*** Opening EXTRACTED MATERIAL ***

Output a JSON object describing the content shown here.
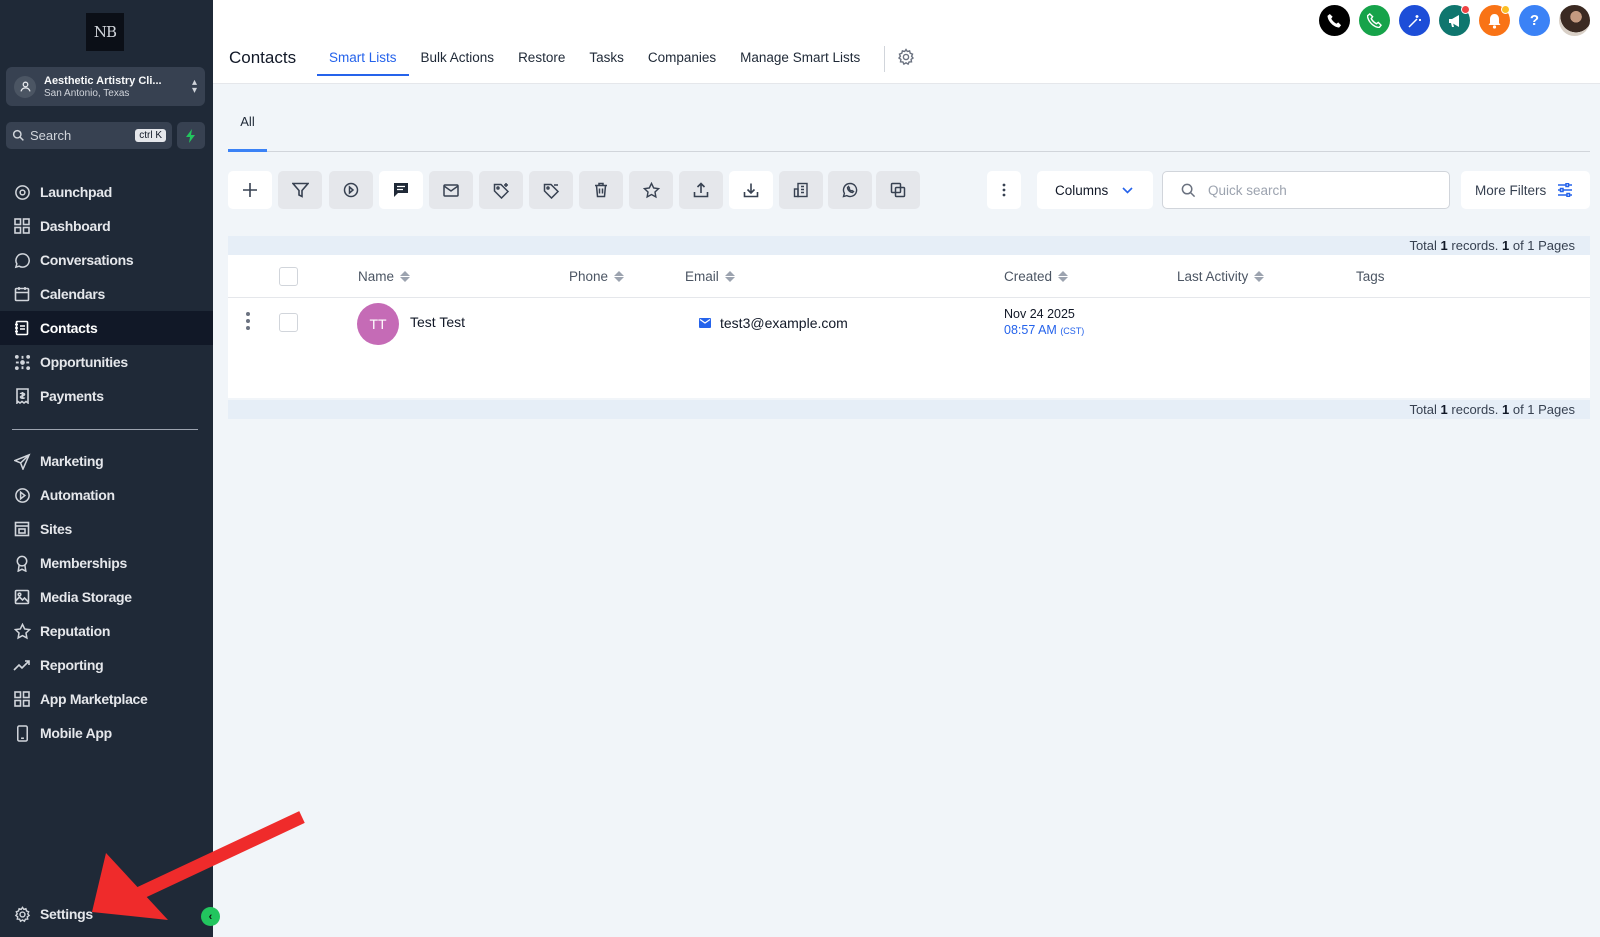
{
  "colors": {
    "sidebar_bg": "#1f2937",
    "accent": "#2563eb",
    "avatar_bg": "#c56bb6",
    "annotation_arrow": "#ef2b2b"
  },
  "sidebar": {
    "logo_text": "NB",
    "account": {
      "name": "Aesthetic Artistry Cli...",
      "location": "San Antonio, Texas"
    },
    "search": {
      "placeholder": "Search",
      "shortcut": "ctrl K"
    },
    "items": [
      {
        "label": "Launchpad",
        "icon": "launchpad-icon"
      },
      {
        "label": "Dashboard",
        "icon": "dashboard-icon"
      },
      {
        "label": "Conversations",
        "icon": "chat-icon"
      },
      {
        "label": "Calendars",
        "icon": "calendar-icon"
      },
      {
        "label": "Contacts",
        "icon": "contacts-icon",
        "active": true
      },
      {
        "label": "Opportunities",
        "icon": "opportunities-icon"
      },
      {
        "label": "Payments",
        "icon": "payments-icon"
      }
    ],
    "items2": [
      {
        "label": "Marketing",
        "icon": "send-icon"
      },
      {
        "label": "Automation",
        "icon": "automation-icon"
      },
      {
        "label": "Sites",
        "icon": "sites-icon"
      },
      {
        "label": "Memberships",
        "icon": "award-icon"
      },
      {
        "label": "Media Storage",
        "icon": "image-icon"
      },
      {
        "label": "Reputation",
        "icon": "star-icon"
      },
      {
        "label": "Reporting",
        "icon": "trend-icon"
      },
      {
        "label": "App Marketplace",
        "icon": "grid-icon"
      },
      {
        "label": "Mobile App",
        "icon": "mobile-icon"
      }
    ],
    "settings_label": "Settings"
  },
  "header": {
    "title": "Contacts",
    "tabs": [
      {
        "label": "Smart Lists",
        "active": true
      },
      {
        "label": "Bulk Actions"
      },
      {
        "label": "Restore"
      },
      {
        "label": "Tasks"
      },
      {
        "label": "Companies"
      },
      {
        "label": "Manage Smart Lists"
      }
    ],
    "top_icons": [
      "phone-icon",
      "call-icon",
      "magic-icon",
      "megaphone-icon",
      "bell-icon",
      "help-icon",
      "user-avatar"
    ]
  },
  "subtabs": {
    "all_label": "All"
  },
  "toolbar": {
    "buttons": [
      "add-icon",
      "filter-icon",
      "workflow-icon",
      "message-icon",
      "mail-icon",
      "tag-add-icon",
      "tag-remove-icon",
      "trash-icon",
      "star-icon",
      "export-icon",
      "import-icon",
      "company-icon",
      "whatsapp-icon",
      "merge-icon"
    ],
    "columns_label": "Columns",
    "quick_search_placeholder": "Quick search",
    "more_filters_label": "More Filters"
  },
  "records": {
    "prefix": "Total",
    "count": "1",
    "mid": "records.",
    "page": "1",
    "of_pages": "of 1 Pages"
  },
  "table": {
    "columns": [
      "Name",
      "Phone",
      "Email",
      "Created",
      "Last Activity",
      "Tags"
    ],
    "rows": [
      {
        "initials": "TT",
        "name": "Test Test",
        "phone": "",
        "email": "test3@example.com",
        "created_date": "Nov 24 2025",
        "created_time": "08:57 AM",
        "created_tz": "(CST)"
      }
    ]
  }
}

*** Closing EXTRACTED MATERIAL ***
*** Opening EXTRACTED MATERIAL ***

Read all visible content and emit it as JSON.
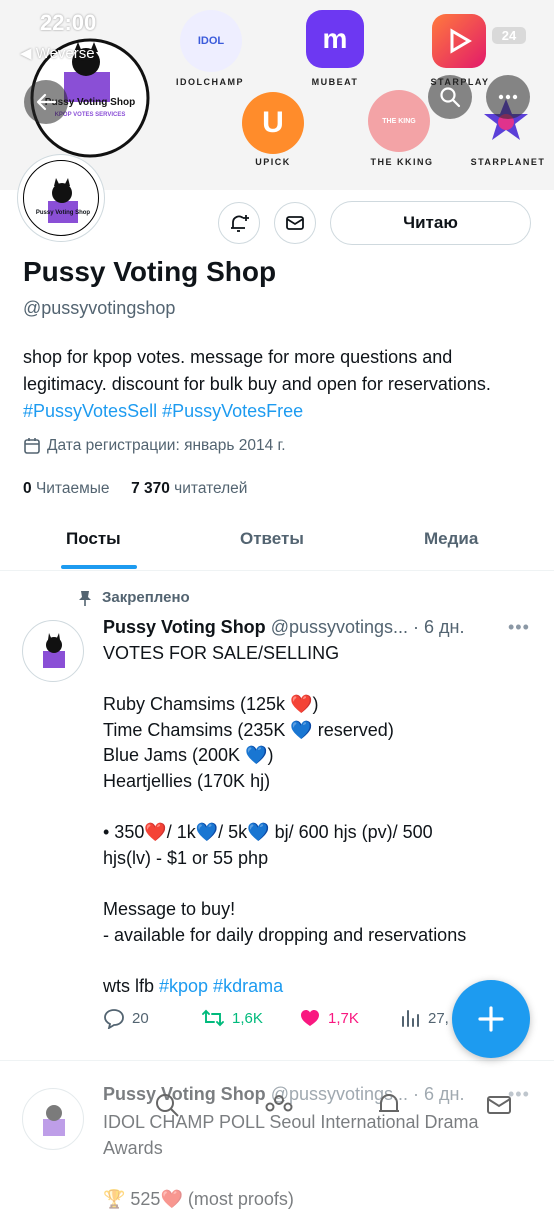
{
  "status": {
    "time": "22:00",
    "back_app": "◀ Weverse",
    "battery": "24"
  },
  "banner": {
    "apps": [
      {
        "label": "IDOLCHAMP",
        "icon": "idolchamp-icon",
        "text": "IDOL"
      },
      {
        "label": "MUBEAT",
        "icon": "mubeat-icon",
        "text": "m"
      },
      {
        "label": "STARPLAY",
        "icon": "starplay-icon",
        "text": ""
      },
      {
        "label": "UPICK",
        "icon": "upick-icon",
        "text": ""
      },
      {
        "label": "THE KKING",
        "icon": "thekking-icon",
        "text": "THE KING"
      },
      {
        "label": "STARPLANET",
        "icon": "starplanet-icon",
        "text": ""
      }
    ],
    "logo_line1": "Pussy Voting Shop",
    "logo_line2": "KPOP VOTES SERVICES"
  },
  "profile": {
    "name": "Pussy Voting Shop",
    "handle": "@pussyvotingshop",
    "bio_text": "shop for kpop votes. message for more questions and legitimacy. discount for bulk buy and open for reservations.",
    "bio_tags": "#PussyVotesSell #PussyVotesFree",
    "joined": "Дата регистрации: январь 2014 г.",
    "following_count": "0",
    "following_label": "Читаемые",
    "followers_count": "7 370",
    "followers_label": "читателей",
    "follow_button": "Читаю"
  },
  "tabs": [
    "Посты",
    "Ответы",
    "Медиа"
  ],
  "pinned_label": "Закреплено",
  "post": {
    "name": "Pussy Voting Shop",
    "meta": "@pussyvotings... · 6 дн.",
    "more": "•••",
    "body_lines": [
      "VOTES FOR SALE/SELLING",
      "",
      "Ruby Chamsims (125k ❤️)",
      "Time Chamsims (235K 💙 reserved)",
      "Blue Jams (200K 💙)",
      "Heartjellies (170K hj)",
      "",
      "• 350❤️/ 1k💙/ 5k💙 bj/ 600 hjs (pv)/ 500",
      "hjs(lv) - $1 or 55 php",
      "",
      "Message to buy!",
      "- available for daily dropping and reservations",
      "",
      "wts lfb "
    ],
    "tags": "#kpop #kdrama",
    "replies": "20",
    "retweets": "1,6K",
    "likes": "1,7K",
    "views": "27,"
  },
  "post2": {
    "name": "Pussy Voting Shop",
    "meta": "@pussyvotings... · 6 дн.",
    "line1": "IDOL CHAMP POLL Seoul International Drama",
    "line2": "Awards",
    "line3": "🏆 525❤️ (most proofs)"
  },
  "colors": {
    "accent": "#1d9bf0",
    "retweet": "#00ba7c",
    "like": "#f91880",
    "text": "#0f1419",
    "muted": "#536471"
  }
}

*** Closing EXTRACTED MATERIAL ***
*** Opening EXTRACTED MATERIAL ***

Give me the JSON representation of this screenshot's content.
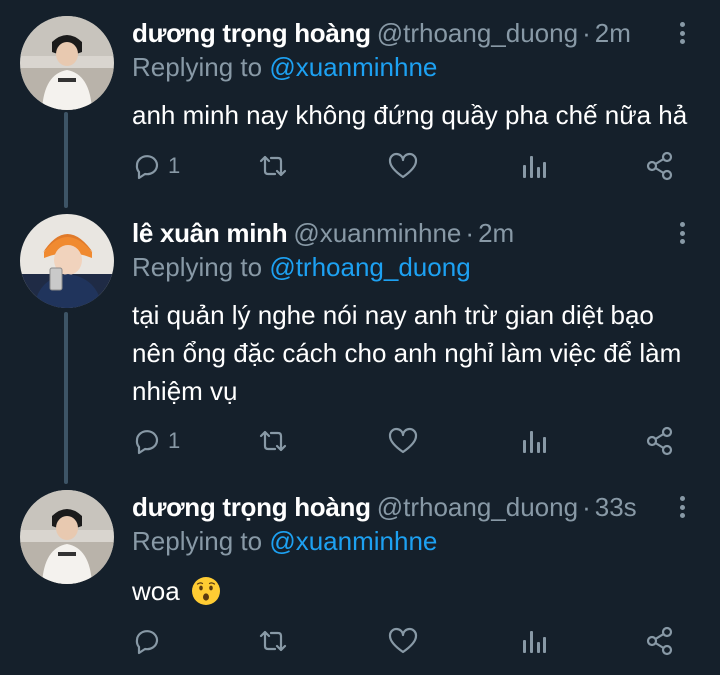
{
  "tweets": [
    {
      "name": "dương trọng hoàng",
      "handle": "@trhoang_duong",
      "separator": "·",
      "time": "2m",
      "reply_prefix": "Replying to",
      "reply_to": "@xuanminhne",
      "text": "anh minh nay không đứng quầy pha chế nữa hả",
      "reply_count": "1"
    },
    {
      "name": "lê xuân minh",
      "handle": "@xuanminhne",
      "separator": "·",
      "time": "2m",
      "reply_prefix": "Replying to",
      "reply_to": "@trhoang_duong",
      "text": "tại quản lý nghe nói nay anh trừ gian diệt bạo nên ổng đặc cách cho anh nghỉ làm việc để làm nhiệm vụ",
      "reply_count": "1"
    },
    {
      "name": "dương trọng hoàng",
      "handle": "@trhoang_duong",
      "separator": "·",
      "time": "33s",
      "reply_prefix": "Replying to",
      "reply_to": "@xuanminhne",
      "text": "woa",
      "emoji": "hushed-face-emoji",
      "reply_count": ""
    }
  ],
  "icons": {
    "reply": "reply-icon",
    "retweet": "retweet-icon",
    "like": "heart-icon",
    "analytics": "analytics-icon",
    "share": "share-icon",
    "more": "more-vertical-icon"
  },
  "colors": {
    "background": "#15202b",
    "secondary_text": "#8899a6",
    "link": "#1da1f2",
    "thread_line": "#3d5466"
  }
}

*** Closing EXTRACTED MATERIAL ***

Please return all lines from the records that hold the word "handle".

» RESULT BELOW
    "handle": "@pussyvotingshop",
      "handle": "@trhoang_duong",
      "handle": "@xuanminhne",
      "handle": "@trhoang_duong",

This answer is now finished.